Remarks on the second anniversary of September 11, 2001, delivered this morning by Solicitor General Theodore B. Olson in the courtyard of the U.S. Department of Justice in Washington.
We gather today to remember and pay tribute with our hearts and our tears to the loved ones, friends, colleagues and fellow Americans who were savagely murdered on this date two years ago.
We are still stunned and bewildered by the depraved fanaticism that planned and executed the slaughter that day of thousands of helpless, unsuspecting innocent lives, and the infliction of excruciatingly painful and unhealable damage on thousands more. The audacity of the attack, the breathtaking scope of the damage inflicted, and the depth and intensity of the inhuman rage that propelled the attackers is simply incomprehensible to us. Each of us that day was in some way a victim of a level and quality of violence that most of us had never even imagined in our lives. And we each suffer today in different ways from those September 11 moments when the ground beneath us trembled and our lives forever changed.
On that day we Americans were forced to recognize that we are inseparably bonded to others in Israel, India, Africa, Indonesia and other countries who have reaped the same bitter harvest of anguish, emptiness and grief sowed by twisted minds that know no emotion but hate, no motive but malevolence, and no goal but destruction. Nearly every day now, we read stories and see photographs of the devastation and cruelty inflicted by terrorists who attack restaurants, hospitals, office buildings, weddings and school buses. Mindless, senseless, cruelty and hate, and irreparable pain and loss.

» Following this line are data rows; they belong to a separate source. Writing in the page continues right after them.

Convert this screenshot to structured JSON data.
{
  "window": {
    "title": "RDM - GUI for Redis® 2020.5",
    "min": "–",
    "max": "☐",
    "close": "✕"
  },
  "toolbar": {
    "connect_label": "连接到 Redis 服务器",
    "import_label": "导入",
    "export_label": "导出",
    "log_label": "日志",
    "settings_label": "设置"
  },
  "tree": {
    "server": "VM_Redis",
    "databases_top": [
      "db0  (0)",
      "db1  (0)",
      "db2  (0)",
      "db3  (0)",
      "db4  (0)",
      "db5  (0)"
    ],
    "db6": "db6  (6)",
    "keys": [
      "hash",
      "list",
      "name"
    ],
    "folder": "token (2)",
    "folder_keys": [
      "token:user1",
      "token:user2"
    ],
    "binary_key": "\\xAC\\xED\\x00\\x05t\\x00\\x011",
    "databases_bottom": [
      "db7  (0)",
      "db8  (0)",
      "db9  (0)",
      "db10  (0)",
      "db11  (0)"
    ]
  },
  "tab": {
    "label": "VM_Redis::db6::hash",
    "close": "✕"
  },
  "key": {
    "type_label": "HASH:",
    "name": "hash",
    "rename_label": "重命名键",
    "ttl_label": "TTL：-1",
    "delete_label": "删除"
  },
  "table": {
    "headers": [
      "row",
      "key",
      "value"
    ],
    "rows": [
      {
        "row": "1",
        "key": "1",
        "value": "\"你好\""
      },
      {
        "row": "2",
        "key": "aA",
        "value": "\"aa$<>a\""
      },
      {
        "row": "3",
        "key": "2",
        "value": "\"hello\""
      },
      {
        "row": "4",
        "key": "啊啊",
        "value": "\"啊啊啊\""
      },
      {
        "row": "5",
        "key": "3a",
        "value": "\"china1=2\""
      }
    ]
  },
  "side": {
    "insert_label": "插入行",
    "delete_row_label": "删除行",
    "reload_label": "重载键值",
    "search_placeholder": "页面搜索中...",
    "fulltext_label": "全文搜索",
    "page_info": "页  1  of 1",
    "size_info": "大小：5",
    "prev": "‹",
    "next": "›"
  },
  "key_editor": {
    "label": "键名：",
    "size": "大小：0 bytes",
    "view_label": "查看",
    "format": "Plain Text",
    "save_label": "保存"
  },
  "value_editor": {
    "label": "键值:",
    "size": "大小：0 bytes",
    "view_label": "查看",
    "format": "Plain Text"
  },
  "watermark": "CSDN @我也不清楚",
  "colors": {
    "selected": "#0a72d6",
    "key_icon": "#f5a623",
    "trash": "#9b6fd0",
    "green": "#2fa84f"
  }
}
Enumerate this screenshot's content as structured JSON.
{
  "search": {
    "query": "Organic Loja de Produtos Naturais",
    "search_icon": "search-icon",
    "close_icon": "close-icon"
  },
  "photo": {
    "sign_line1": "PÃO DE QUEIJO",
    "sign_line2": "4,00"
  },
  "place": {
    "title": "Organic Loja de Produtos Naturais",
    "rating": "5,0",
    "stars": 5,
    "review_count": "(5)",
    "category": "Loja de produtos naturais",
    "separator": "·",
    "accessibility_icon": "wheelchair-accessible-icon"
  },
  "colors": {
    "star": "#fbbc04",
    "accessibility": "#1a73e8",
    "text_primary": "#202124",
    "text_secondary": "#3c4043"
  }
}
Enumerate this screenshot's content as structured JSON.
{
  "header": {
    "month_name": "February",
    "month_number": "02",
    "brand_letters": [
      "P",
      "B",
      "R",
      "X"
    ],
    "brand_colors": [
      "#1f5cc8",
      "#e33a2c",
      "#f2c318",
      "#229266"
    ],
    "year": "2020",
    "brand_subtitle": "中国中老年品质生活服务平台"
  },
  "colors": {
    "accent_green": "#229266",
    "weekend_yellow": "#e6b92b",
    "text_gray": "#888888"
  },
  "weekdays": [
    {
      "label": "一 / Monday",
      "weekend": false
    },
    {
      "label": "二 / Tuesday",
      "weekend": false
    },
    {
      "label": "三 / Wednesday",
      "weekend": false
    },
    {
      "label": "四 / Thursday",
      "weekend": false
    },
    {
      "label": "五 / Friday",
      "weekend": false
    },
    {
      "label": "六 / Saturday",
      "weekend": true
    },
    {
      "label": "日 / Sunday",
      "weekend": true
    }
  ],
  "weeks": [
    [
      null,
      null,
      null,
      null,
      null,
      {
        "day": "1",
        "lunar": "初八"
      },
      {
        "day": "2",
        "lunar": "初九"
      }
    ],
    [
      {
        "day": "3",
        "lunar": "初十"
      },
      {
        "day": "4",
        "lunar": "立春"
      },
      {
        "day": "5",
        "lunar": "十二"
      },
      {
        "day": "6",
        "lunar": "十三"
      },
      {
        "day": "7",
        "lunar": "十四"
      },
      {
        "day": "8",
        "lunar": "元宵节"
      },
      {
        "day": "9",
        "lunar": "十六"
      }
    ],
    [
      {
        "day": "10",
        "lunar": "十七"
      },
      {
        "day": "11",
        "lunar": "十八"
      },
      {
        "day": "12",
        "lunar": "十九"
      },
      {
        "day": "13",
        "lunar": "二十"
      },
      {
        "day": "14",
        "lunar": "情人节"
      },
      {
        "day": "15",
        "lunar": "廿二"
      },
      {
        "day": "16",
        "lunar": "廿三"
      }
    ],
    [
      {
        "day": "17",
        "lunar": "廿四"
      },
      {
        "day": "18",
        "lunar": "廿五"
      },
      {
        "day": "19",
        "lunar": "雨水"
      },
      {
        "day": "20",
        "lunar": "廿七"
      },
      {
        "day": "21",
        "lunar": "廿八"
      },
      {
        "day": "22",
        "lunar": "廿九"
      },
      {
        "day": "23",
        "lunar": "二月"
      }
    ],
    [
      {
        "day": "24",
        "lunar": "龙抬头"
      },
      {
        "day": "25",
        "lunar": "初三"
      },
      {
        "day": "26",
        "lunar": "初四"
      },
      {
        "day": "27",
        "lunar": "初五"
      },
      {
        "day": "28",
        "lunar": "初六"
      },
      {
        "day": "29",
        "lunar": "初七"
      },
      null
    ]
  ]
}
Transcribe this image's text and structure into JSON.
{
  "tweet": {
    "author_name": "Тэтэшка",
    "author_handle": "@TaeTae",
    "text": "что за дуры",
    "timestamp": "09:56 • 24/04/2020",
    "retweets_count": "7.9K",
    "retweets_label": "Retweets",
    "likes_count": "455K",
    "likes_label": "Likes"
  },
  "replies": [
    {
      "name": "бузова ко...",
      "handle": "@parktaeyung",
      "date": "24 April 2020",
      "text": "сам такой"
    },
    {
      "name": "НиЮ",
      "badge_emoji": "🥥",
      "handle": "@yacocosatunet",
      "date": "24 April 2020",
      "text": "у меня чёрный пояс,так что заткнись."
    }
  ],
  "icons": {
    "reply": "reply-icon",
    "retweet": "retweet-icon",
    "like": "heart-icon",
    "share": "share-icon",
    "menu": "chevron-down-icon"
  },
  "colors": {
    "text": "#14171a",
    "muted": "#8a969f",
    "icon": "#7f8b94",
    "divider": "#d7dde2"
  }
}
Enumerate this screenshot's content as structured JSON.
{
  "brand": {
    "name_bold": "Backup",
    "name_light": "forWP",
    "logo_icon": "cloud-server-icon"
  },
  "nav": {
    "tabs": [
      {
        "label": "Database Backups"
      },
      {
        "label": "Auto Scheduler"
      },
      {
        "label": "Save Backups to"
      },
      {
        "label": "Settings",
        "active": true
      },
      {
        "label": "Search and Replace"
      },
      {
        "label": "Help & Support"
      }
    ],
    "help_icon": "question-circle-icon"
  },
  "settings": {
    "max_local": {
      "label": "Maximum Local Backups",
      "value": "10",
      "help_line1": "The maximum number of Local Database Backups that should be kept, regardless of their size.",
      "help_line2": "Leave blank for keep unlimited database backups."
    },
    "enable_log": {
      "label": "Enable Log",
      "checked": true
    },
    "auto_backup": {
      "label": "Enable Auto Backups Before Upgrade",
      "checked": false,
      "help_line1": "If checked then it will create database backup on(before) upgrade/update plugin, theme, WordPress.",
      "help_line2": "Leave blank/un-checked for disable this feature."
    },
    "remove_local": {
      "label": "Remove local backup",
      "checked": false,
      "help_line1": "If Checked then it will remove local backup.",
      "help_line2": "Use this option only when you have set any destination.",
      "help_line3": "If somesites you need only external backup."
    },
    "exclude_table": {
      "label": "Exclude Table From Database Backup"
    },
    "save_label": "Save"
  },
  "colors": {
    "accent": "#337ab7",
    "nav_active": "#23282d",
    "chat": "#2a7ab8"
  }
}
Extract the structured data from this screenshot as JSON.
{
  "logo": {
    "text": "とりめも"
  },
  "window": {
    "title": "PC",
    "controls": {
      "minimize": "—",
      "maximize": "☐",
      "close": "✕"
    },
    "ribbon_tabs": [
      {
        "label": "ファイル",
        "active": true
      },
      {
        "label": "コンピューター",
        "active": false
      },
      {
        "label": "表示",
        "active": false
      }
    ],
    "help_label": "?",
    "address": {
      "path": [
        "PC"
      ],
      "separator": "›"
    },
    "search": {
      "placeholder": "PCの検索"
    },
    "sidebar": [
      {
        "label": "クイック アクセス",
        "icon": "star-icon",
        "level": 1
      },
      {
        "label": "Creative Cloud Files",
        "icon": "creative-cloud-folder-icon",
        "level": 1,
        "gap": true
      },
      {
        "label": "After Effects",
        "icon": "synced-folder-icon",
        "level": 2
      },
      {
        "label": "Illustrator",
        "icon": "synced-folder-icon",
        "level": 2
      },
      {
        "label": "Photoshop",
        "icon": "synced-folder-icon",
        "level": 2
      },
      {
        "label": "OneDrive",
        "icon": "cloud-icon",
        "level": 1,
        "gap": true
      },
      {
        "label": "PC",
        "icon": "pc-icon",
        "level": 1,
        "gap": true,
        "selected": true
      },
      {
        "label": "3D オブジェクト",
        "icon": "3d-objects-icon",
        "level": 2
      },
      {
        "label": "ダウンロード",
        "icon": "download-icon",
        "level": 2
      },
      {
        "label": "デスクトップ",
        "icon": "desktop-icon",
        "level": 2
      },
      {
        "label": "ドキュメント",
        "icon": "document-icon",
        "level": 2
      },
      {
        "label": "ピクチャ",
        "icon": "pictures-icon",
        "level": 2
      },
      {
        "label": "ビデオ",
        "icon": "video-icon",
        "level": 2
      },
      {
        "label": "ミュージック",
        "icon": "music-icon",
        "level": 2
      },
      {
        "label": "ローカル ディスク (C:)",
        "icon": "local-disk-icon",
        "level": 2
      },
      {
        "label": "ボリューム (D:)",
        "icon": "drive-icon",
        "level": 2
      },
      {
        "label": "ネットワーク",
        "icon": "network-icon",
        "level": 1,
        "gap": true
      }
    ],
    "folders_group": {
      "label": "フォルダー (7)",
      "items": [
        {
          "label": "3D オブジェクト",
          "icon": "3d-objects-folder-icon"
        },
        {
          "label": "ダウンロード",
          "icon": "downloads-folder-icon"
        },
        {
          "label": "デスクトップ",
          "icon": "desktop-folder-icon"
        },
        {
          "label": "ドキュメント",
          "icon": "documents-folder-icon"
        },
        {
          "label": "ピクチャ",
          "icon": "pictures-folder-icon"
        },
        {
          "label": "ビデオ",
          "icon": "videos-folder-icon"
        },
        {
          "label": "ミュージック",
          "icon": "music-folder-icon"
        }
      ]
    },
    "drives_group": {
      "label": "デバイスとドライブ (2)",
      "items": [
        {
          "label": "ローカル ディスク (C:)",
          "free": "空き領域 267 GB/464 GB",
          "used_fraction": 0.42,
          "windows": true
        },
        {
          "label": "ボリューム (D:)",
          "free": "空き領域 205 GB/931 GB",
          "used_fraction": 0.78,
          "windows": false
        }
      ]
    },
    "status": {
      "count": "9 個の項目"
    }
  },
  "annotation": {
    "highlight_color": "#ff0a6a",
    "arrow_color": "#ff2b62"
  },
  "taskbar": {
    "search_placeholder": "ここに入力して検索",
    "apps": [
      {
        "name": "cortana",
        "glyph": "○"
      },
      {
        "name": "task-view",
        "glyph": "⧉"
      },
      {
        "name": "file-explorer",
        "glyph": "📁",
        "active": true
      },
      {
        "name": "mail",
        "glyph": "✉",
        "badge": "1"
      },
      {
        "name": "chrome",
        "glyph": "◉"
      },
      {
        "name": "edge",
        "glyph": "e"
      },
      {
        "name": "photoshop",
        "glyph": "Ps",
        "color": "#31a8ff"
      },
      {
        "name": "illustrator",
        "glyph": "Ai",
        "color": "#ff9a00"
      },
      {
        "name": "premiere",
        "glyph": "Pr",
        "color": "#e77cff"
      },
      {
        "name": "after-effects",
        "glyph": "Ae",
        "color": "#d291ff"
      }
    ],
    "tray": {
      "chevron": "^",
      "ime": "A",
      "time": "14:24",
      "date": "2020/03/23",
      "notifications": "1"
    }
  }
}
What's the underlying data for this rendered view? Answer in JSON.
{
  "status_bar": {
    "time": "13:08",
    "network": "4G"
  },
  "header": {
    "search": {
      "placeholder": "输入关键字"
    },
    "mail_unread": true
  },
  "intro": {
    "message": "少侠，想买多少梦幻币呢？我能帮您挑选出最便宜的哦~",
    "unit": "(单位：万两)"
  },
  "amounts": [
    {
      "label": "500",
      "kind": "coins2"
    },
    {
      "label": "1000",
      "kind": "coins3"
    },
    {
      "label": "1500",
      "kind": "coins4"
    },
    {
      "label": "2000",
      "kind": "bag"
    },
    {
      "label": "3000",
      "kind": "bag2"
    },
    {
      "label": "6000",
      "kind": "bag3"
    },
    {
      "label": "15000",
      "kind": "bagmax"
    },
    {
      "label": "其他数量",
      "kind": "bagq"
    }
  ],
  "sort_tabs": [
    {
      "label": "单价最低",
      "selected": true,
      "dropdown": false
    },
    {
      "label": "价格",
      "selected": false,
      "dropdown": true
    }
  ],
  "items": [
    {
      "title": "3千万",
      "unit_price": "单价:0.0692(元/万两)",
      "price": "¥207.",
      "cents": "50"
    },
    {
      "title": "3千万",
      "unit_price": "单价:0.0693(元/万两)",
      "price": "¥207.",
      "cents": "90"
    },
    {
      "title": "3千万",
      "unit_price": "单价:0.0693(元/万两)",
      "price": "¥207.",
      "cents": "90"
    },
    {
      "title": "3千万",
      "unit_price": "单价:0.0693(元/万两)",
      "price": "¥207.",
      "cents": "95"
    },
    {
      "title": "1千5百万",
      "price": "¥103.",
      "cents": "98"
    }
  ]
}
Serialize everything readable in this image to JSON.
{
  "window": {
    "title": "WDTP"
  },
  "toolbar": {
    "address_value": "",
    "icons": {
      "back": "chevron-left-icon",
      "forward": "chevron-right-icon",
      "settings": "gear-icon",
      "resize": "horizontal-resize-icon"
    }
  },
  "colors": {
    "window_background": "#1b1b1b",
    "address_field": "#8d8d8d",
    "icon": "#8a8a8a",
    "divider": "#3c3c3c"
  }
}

Remembering and honoring the victims of September 11 is therefore not remotely sufficient. We must engrave their faces and tragically-shortened histories on our hearts and in our souls. We must commit ourselves to the only goal that is worthy of their memories: to eradicate the disease that killed them, wherever it is and however long is takes. Their suffering and deaths must fuel our dedication to stamp out this cancer, and, in doing so, save those we love, and those who come after us, from future September Elevens and the pain, loneliness and helplessness we experienced on that day two years ago and have lived with every day since then.
We can never forget, but we can never even rest until that debt is paid, and September 11 can be remembered not as a beginning of a slide into chaos, but as the beginning of the end of blind, ruthless, random brutality, and the tears of orphaned children, the screams of hideously burned bodies, and the numbing grief that terrorism delivers.
We cannot give up until that goal is attained, whether it comes in our lifetime or not. If we do not persevere, we will be haunted for eternity by the memories of those who were taken from us on September 11. We cannot forget them or let them down.
We do not have to be a president, soldier, attorney general, prosecutor or intelligence agent to wage this battle and win this war. Everyone of us, in little ways, in thoughts and words and spirit, can pull an oar, however small or seemingly slight. Each of us can make a difference. But it will take all of us, in our own individual lives, to lead or somehow, in some way, support the achievement of this goal. If we do not, we will pay a tragic price in our neighborhoods, our schools, and our homes. None of us, no matter where we live, no matter how carefully we live our lives, is immune from terrorism. We will either root it out and extinguish it wherever it may hide, or it will find us and strip us of our safety, happiness and everything we cherish.
But we can succeed if we have the strength, resolution and the willingness to persevere.
In the words of William Faulkner, “Man will not merely endure: he will prevail. He is immortal, not because he alone among creatures has an inexhaustible voice, but because he has a soul, a spirit capable of compassion and sacrifice and endurance.”
We shall decline to accept terrorism in our lives or in the lives of our brothers and sisters in other countries on other continents. We shall fight this terrible, contagious, borderless, boundless disease.
And we shall prevail.